--- Materials provided Enclosed Below ---

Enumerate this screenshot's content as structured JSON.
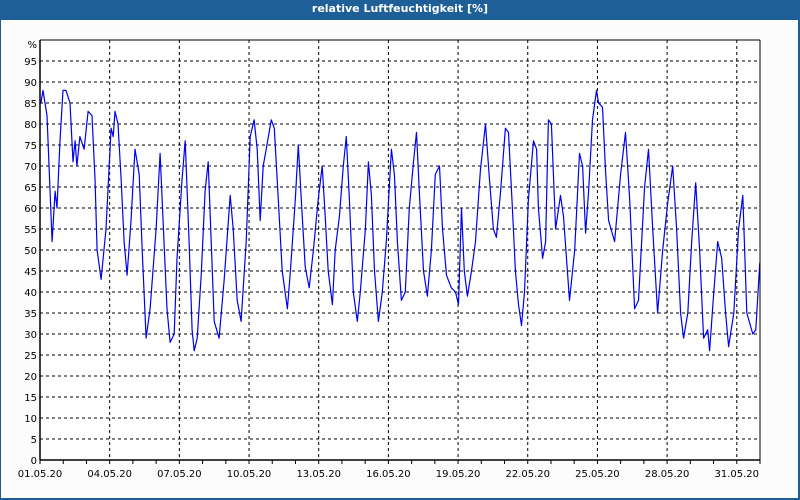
{
  "window": {
    "title": "relative Luftfeuchtigkeit [%]"
  },
  "chart_data": {
    "type": "line",
    "title": "relative Luftfeuchtigkeit [%]",
    "xlabel": "",
    "ylabel": "%",
    "x_unit": "days since 01.05.20 00:00",
    "xlim": [
      0,
      31
    ],
    "ylim": [
      0,
      100
    ],
    "y_ticks": [
      0,
      5,
      10,
      15,
      20,
      25,
      30,
      35,
      40,
      45,
      50,
      55,
      60,
      65,
      70,
      75,
      80,
      85,
      90,
      95
    ],
    "x_ticks": [
      {
        "day": 0,
        "label": "01.05.20"
      },
      {
        "day": 3,
        "label": "04.05.20"
      },
      {
        "day": 6,
        "label": "07.05.20"
      },
      {
        "day": 9,
        "label": "10.05.20"
      },
      {
        "day": 12,
        "label": "13.05.20"
      },
      {
        "day": 15,
        "label": "16.05.20"
      },
      {
        "day": 18,
        "label": "19.05.20"
      },
      {
        "day": 21,
        "label": "22.05.20"
      },
      {
        "day": 24,
        "label": "25.05.20"
      },
      {
        "day": 27,
        "label": "28.05.20"
      },
      {
        "day": 30,
        "label": "31.05.20"
      }
    ],
    "grid": true,
    "series": [
      {
        "name": "relative Luftfeuchtigkeit",
        "color": "#0000ee",
        "points": [
          [
            0.04,
            85
          ],
          [
            0.13,
            88
          ],
          [
            0.3,
            82
          ],
          [
            0.52,
            52
          ],
          [
            0.65,
            64
          ],
          [
            0.73,
            60
          ],
          [
            0.86,
            76
          ],
          [
            0.99,
            88
          ],
          [
            1.12,
            88
          ],
          [
            1.29,
            85
          ],
          [
            1.42,
            71
          ],
          [
            1.51,
            76
          ],
          [
            1.59,
            70
          ],
          [
            1.72,
            77
          ],
          [
            1.9,
            74
          ],
          [
            2.07,
            83
          ],
          [
            2.24,
            82
          ],
          [
            2.37,
            67
          ],
          [
            2.46,
            50
          ],
          [
            2.63,
            43
          ],
          [
            2.84,
            55
          ],
          [
            3.06,
            79
          ],
          [
            3.15,
            77
          ],
          [
            3.23,
            83
          ],
          [
            3.36,
            80
          ],
          [
            3.49,
            67
          ],
          [
            3.62,
            52
          ],
          [
            3.75,
            44
          ],
          [
            3.92,
            57
          ],
          [
            4.09,
            74
          ],
          [
            4.27,
            68
          ],
          [
            4.4,
            50
          ],
          [
            4.57,
            29
          ],
          [
            4.74,
            36
          ],
          [
            5.0,
            55
          ],
          [
            5.17,
            73
          ],
          [
            5.34,
            52
          ],
          [
            5.47,
            36
          ],
          [
            5.6,
            28
          ],
          [
            5.78,
            30
          ],
          [
            5.9,
            48
          ],
          [
            6.12,
            67
          ],
          [
            6.25,
            76
          ],
          [
            6.42,
            52
          ],
          [
            6.55,
            31
          ],
          [
            6.64,
            26
          ],
          [
            6.77,
            29
          ],
          [
            6.94,
            44
          ],
          [
            7.11,
            64
          ],
          [
            7.24,
            71
          ],
          [
            7.37,
            52
          ],
          [
            7.5,
            33
          ],
          [
            7.71,
            29
          ],
          [
            7.93,
            43
          ],
          [
            8.19,
            63
          ],
          [
            8.32,
            55
          ],
          [
            8.49,
            38
          ],
          [
            8.66,
            33
          ],
          [
            8.88,
            52
          ],
          [
            9.05,
            77
          ],
          [
            9.22,
            81
          ],
          [
            9.35,
            74
          ],
          [
            9.48,
            57
          ],
          [
            9.61,
            70
          ],
          [
            9.74,
            74
          ],
          [
            9.96,
            81
          ],
          [
            10.09,
            79
          ],
          [
            10.26,
            62
          ],
          [
            10.43,
            45
          ],
          [
            10.65,
            36
          ],
          [
            10.78,
            45
          ],
          [
            10.99,
            62
          ],
          [
            11.12,
            75
          ],
          [
            11.25,
            62
          ],
          [
            11.42,
            46
          ],
          [
            11.59,
            41
          ],
          [
            11.77,
            50
          ],
          [
            11.98,
            62
          ],
          [
            12.15,
            70
          ],
          [
            12.28,
            58
          ],
          [
            12.41,
            45
          ],
          [
            12.59,
            37
          ],
          [
            12.71,
            50
          ],
          [
            12.89,
            58
          ],
          [
            13.06,
            70
          ],
          [
            13.19,
            77
          ],
          [
            13.32,
            62
          ],
          [
            13.49,
            40
          ],
          [
            13.66,
            33
          ],
          [
            13.79,
            40
          ],
          [
            14.01,
            55
          ],
          [
            14.14,
            71
          ],
          [
            14.27,
            63
          ],
          [
            14.4,
            45
          ],
          [
            14.57,
            33
          ],
          [
            14.74,
            40
          ],
          [
            14.91,
            52
          ],
          [
            15.13,
            74
          ],
          [
            15.26,
            68
          ],
          [
            15.39,
            52
          ],
          [
            15.56,
            38
          ],
          [
            15.73,
            40
          ],
          [
            15.9,
            60
          ],
          [
            16.08,
            71
          ],
          [
            16.21,
            78
          ],
          [
            16.33,
            64
          ],
          [
            16.51,
            45
          ],
          [
            16.68,
            39
          ],
          [
            16.85,
            50
          ],
          [
            17.02,
            68
          ],
          [
            17.2,
            70
          ],
          [
            17.33,
            55
          ],
          [
            17.5,
            44
          ],
          [
            17.71,
            41
          ],
          [
            17.89,
            40
          ],
          [
            18.02,
            37
          ],
          [
            18.15,
            60
          ],
          [
            18.27,
            45
          ],
          [
            18.4,
            39
          ],
          [
            18.58,
            45
          ],
          [
            18.75,
            52
          ],
          [
            18.96,
            69
          ],
          [
            19.18,
            80
          ],
          [
            19.35,
            67
          ],
          [
            19.52,
            55
          ],
          [
            19.65,
            53
          ],
          [
            19.83,
            64
          ],
          [
            20.04,
            79
          ],
          [
            20.17,
            78
          ],
          [
            20.34,
            60
          ],
          [
            20.47,
            45
          ],
          [
            20.6,
            37
          ],
          [
            20.73,
            32
          ],
          [
            20.86,
            40
          ],
          [
            21.03,
            62
          ],
          [
            21.25,
            76
          ],
          [
            21.38,
            74
          ],
          [
            21.46,
            60
          ],
          [
            21.64,
            48
          ],
          [
            21.77,
            52
          ],
          [
            21.89,
            81
          ],
          [
            22.02,
            80
          ],
          [
            22.2,
            55
          ],
          [
            22.41,
            63
          ],
          [
            22.54,
            58
          ],
          [
            22.8,
            38
          ],
          [
            23.02,
            50
          ],
          [
            23.23,
            73
          ],
          [
            23.36,
            70
          ],
          [
            23.49,
            54
          ],
          [
            23.62,
            64
          ],
          [
            23.79,
            81
          ],
          [
            23.96,
            88
          ],
          [
            24.05,
            85
          ],
          [
            24.22,
            84
          ],
          [
            24.35,
            69
          ],
          [
            24.48,
            57
          ],
          [
            24.74,
            52
          ],
          [
            25.0,
            68
          ],
          [
            25.21,
            78
          ],
          [
            25.39,
            62
          ],
          [
            25.6,
            36
          ],
          [
            25.77,
            38
          ],
          [
            26.03,
            65
          ],
          [
            26.2,
            74
          ],
          [
            26.38,
            55
          ],
          [
            26.59,
            35
          ],
          [
            26.81,
            50
          ],
          [
            27.02,
            61
          ],
          [
            27.24,
            70
          ],
          [
            27.41,
            55
          ],
          [
            27.58,
            35
          ],
          [
            27.71,
            29
          ],
          [
            27.89,
            35
          ],
          [
            28.06,
            52
          ],
          [
            28.23,
            66
          ],
          [
            28.4,
            50
          ],
          [
            28.57,
            29
          ],
          [
            28.75,
            31
          ],
          [
            28.83,
            26
          ],
          [
            29.01,
            40
          ],
          [
            29.18,
            52
          ],
          [
            29.35,
            48
          ],
          [
            29.52,
            35
          ],
          [
            29.65,
            27
          ],
          [
            29.87,
            35
          ],
          [
            30.08,
            55
          ],
          [
            30.26,
            63
          ],
          [
            30.43,
            35
          ],
          [
            30.69,
            30
          ],
          [
            30.82,
            31
          ],
          [
            30.99,
            47
          ]
        ]
      }
    ]
  }
}
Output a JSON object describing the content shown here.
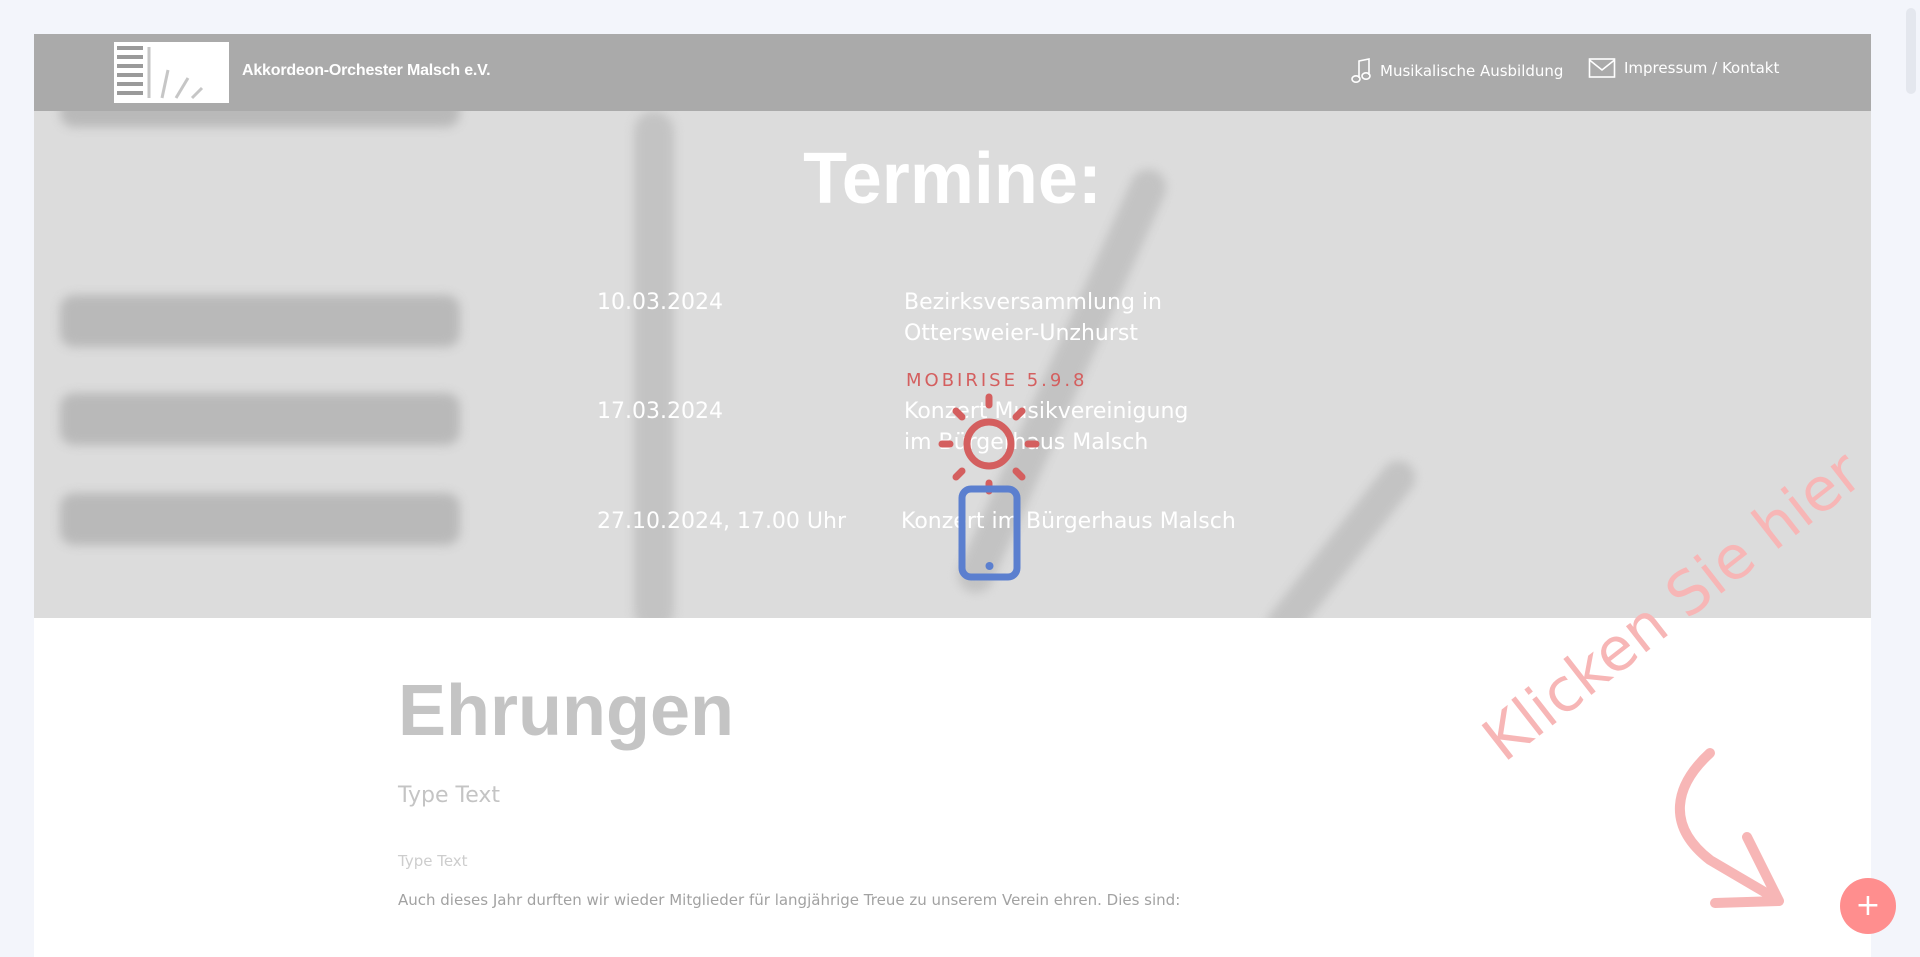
{
  "navbar": {
    "brand": "Akkordeon-Orchester Malsch e.V.",
    "links": [
      {
        "label": "Musikalische Ausbildung",
        "icon": "music-note-icon"
      },
      {
        "label": "Impressum / Kontakt",
        "icon": "envelope-icon"
      }
    ]
  },
  "hero": {
    "title": "Termine:",
    "events": [
      {
        "date": "10.03.2024",
        "description": "Bezirksversammlung in Ottersweier-Unzhurst"
      },
      {
        "date": "17.03.2024",
        "description": "Konzert Musikvereinigung im Bürgerhaus Malsch"
      },
      {
        "date": "27.10.2024, 17.00 Uhr",
        "description": "Konzert im Bürgerhaus Malsch"
      }
    ]
  },
  "watermark": {
    "label": "MOBIRISE  5.9.8",
    "sun_color": "#d45f5f",
    "phone_color": "#5b7fcf"
  },
  "section": {
    "title": "Ehrungen",
    "subtitle": "Type Text",
    "small_text": "Type Text",
    "paragraph": "Auch dieses Jahr durften wir wieder Mitglieder für langjährige Treue zu unserem Verein ehren. Dies sind:"
  },
  "overlay": {
    "click_hint": "Klicken Sie hier",
    "add_button": "+",
    "accent_color": "#ff8e8e"
  }
}
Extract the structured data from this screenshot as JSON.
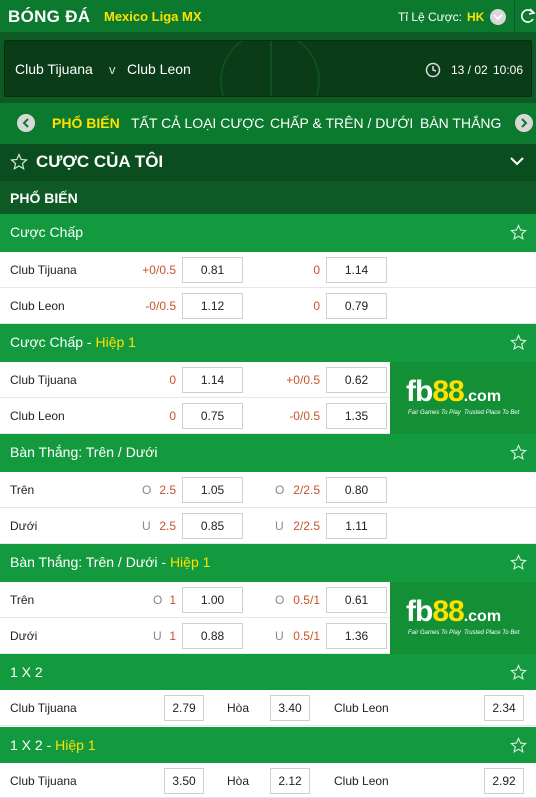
{
  "header": {
    "title": "BÓNG ĐÁ",
    "league": "Mexico Liga MX",
    "odds_label": "Tỉ Lệ Cược:",
    "odds_format": "HK"
  },
  "match": {
    "home": "Club Tijuana",
    "vs": "v",
    "away": "Club Leon",
    "date": "13 / 02",
    "time": "10:06"
  },
  "tabs": [
    "PHỔ BIẾN",
    "TẤT CẢ LOẠI CƯỢC",
    "CHẤP & TRÊN / DƯỚI",
    "BÀN THẮNG"
  ],
  "my_bets": "CƯỢC CỦA TÔI",
  "popular": "PHỔ BIẾN",
  "sections": [
    {
      "title": "Cược Chấp",
      "highlight": "",
      "rows": [
        {
          "label": "Club Tijuana",
          "hc1": "+0/0.5",
          "o1": "0.81",
          "hc2": "0",
          "o2": "1.14"
        },
        {
          "label": "Club Leon",
          "hc1": "-0/0.5",
          "o1": "1.12",
          "hc2": "0",
          "o2": "0.79"
        }
      ]
    },
    {
      "title": "Cược Chấp",
      "highlight": "Hiệp 1",
      "rows": [
        {
          "label": "Club Tijuana",
          "hc1": "0",
          "o1": "1.14",
          "hc2": "+0/0.5",
          "o2": "0.62"
        },
        {
          "label": "Club Leon",
          "hc1": "0",
          "o1": "0.75",
          "hc2": "-0/0.5",
          "o2": "1.35"
        }
      ]
    },
    {
      "title": "Bàn Thắng: Trên / Dưới",
      "highlight": "",
      "rows": [
        {
          "label": "Trên",
          "p1": "O",
          "hc1": "2.5",
          "o1": "1.05",
          "p2": "O",
          "hc2": "2/2.5",
          "o2": "0.80"
        },
        {
          "label": "Dưới",
          "p1": "U",
          "hc1": "2.5",
          "o1": "0.85",
          "p2": "U",
          "hc2": "2/2.5",
          "o2": "1.11"
        }
      ]
    },
    {
      "title": "Bàn Thắng: Trên / Dưới",
      "highlight": "Hiệp 1",
      "rows": [
        {
          "label": "Trên",
          "p1": "O",
          "hc1": "1",
          "o1": "1.00",
          "p2": "O",
          "hc2": "0.5/1",
          "o2": "0.61"
        },
        {
          "label": "Dưới",
          "p1": "U",
          "hc1": "1",
          "o1": "0.88",
          "p2": "U",
          "hc2": "0.5/1",
          "o2": "1.36"
        }
      ]
    },
    {
      "title": "1 X 2",
      "highlight": "",
      "row": {
        "home": "Club Tijuana",
        "o1": "2.79",
        "draw": "Hòa",
        "ox": "3.40",
        "away": "Club Leon",
        "o2": "2.34"
      }
    },
    {
      "title": "1 X 2",
      "highlight": "Hiệp 1",
      "row": {
        "home": "Club Tijuana",
        "o1": "3.50",
        "draw": "Hòa",
        "ox": "2.12",
        "away": "Club Leon",
        "o2": "2.92"
      }
    }
  ],
  "ad": {
    "brand": "fb",
    "brand_num": "88",
    "brand_tld": ".com",
    "tagline1": "Fair Games To Play",
    "tagline2": "Trusted Place To Bet"
  },
  "icons": [
    "chevron-down-icon",
    "refresh-icon",
    "clock-icon",
    "chevron-left-icon",
    "chevron-right-icon",
    "star-icon"
  ],
  "colors": {
    "primary_green": "#0b7a2e",
    "section_green": "#149a3e",
    "dark_green": "#0a4d1f",
    "accent_yellow": "#ffe100",
    "handicap_orange": "#c8532b"
  }
}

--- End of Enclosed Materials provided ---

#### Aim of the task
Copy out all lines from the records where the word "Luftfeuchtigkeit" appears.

#### Exercise solution
    "title": "relative Luftfeuchtigkeit [%]"
    "title": "relative Luftfeuchtigkeit [%]",
        "name": "relative Luftfeuchtigkeit",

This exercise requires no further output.